How to Identify and Fix Common Gardening Problems ?
We provide a variety of viewpoints on how to identify and fix common gardening problems. Our sources include academic articles, blog posts, and personal essays from experienced gardeners :
If the wheels on your tiller move but the tines don`t spin, you may need to replace tine shaft clevis pins or replace the transmission. The tiller`s transmission drives the wheels and the tine shaft, so you`ll likely need to replace the transmission when the wheels spin but the tine shaft doesn`t move.
Tiller: Why does my tiller turn the soil poorly? Worn or damaged tines, broken tine shaft clevis pins, a worn drive belt, a faulty transmission, a problem with the clutch cable, improper depth-stake setting or bad soil conditions can cause a tiller to do a poor job turning the soil.
If the rotary tiller still doesn`t start:
Check that the fuel tank isn`t empty: if necessary, add fuel. The fuel must be fresh, of good quality and clean: make sure that no dirt, water or incompatible fuel (such as petrol-oil mixture, if the engine is a 4-stroke) gets into the tank.
The problem with your tiller`s digging power may not be with the machine; it could be the soil. When soil is dry and compacted, tiller tines basically bounce off it without digging into it or turning it. Combat compaction by watering the area thoroughly one or two days before you till.
Counter Rotating Tines (CRT)
The CRT feature spins the tines in the opposite direction as the wheels while the wheels propel the machine forward despite the force of the tines. Counter rotating tines allow this type of tiller to dig deep and break through even the toughest soils.
Forward and reverse tine rotary tillers operate exactly as described. Forward rotating tines, like those on the RT3062, rotate forward on the shaft in the same direction the tractor is traveling. Reverse rotating tines, like those on the RT3062R, rotate on the shaft in the opposite direction the tractor is traveling.
In general the depth bar should be adjusted so the tiller is tilted slightly backwards. Raise the depth bar to dig deeper into the soil.
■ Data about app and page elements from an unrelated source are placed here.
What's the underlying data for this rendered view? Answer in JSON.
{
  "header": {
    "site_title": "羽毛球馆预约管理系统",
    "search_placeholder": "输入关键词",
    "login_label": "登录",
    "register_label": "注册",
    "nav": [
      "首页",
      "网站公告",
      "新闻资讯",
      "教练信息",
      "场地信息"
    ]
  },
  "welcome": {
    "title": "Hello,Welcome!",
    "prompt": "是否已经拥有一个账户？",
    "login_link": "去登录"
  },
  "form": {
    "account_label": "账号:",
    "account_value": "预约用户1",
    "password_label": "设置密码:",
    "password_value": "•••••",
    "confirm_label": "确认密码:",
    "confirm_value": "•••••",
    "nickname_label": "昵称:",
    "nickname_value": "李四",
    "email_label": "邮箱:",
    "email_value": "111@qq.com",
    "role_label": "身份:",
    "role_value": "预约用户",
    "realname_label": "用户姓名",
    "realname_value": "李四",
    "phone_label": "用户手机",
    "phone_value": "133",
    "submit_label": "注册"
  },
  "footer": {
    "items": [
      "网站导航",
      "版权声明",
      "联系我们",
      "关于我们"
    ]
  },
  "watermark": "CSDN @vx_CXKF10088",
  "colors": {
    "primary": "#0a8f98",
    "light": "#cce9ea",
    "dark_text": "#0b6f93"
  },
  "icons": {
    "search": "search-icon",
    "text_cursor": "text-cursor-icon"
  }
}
Lower the depth bar when to till in shallow areas. For hard, compacted soil, it is very important to set the depth bar in the lowest position during the initial tilling.
You should change your tiller oil at least every spring, but ideally after every 50 hours of operation. Between oil changes, check your oil level before each use to ensure there`s enough oil present. Small amounts of oil may burn off during use, so you may need to occasionally top it off.
One of the most common problems, especially because rototillers often sit unused for months, is stale fuel or a clogged carburetor. If you know you have fresh fuel, you can check for carburetor blockage by spraying a small amount of carb cleaner into the intake and attempting to start the engine.
A rototiller, or tiller, is the heavier and more powerful of the two. Tillers are made for digging deeply and aggressively to break open the soil—for instance, when you`re creating a brand-new garden bed or to getting started at the beginning of the season.
Mantis Tiller/Cultivator. This lightweight, compact, and versatile small tiller does the work of tillers twice its size, tearing through the hardest soil in minutes. This tough little tiller has been empowering gardeners around the world since 1980.
Forward-rotating tines will help you push forward through your soil and blend it, while counter-rotating tines will help your tiller dig deep, and dual-rotating tines allow you to switch between modes.
When the “blunt” edge width measures 1/4″ to 3/8″, a new set is probably required. If the tines become so worn that they are pointed, the tiller will not perform acceptably–you`ll be aerating instead of tilling! For the most part, tines need to be replaced as a set (or kit)–not individually.
On front-tined tillers, the gardener pushes down on the handles, which raises the spinning tines, to get the tiller from one place to another. When it`s in the right place, the front end is lowered and the tines dig in, pulling the machine forward.